The Fest: King’s Day kicks off Carnival, New Orleans
If you get the baby, the next rounds on you …
In Louisiana, when holiday season (Turkey Day to New Years) ends, Carnival begins. Parade season begins on Jan. 6, King’s Day (named for the day the Three Wise Men visited Jesus). This is the day everyone is supposed to take down their Christmas trees. In most of the U.S., I can imagine this is a sad day, the party’s over.
But in New Orleans, the party’s just begun. Hello half-off green and red candy and — drum roll, please — King Cakes!
What’s a King Cake you say? (If you're in Louisiana, just go with it.)
|A Haydel's King Cake, from their website.|
Imagine something not quite the consistency of a cake, but more like a roll or bread. The filling always has cinnamon, almost always has cream cheese and often fruit — popular flavors include: strawberry, raspberry, apple and lemon.
The braided dough is topped with white icing and colored sugar in the traditional Mardi Gras colors: purple, green and gold. *Tip: If given the choice, eat the yellow; the purple and green sugar are more likely to stain your mouth.
And, inside the cake is a plastic baby, which represents baby Jesus, because Carnival starts with King’s Day (King’s Day = King Cake). Whoever gets the baby has to buy the next King Cake. *Tip: If you're cheap, don’t eat the biggest piece. The baby is usually in the biggest piece because the person cutting the cake knows the baby’s location and is afraid to cut it.
|Found this King Cake baby online. This is pretty much what they look like, but sometimes gold.|
When I was a kid, we would eat King Cake in class and the kid who got the baby would bring the next cake. But, in my dad’s day, these King Cake parties were held at home. But, I should add that my dad is from New Orleans, not a suburb, and went to a small, Catholic school.

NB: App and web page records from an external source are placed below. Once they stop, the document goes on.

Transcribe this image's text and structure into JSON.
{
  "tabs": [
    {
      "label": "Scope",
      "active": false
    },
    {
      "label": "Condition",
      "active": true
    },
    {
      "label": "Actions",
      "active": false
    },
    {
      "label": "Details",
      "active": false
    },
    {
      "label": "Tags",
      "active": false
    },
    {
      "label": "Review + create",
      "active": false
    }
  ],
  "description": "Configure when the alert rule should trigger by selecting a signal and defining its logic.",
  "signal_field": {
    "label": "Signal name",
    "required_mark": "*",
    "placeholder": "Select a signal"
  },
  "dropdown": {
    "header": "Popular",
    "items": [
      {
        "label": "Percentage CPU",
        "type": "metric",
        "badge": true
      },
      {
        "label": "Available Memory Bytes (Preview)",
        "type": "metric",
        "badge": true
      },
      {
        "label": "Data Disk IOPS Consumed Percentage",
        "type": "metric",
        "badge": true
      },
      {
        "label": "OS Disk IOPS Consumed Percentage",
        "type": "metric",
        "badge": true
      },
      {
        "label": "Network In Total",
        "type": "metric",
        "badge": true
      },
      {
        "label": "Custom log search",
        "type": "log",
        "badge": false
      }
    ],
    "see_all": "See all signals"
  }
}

At these parties, there would be a King and Queen, just like big Mardi Gras balls thrown by adults. Getting the baby also ensured royal status at these grade school soirees.
My dad recalls having a King Cake party at his house, because he got the baby the previous Saturday, where he acted as my Gammie (his mom) would say, “like a holy terror.”
My dad said he remembers being the ringleader in getting the boys to “pick on the girls.”
“There were no constraints on kids eating sugar back then,” my dad joked. “The results were predictable.”
Now, there are King Cakes and there are king cakes. In my personal opinion, Randazzo’s and Haydel’s are the best. And you can order them from anywhere in the country!
The Feast: King Cake Balls
Instead of trying to compete with King Cake masters, I am going to give you a recipe I made up in my mind grapes … King Cake Balls
I don’t know if I’ve mentioned this before, but I am a cake ball master. I’ve been doing it since before it was cool and I don’t use one of those kits. I’ve made skulls, s’more flavored, sparkly and zebra striped. I have to give credit to my sister for the s’more idea, but still, I was jazzed to try yet another cake ball concoction …
I tried it, it worked, was delicious, here’s the recipe:
- 1 can Pillsbury (whatever brand you like) crescent rolls
- 4 to 8 oz. cream cheese (I try to use the lite)
- White bakers chocolate or white almond bark
- Purple, green and gold crystal sprinkles
- Cinnamon and Sugar
Bake the crescent rolls as directed.
After cooling, shred the crescent rolls and combine with cream cheese. You should start with 4 oz. (half packet of cream cheese) and see if the dough is sticky and can be easily rolled into a ball. If not, add more cream cheese until reaching desired texture.
Add cinnamon to taste and just a spoon or so of sugar.
Roll into 1” balls.
Dip into melted bakers chocolate.
Decorate with crystal sprinkles in Mardi Gras colors!
I did mine in color blocks and set them up to look like a real King Cake. AND it really tasted like King Cake. Oh, I also hid a baby in one!
|Looks like I made a real King Cake ...|
|But on closer inspection ...|
Click here for the 2013 follow-up post.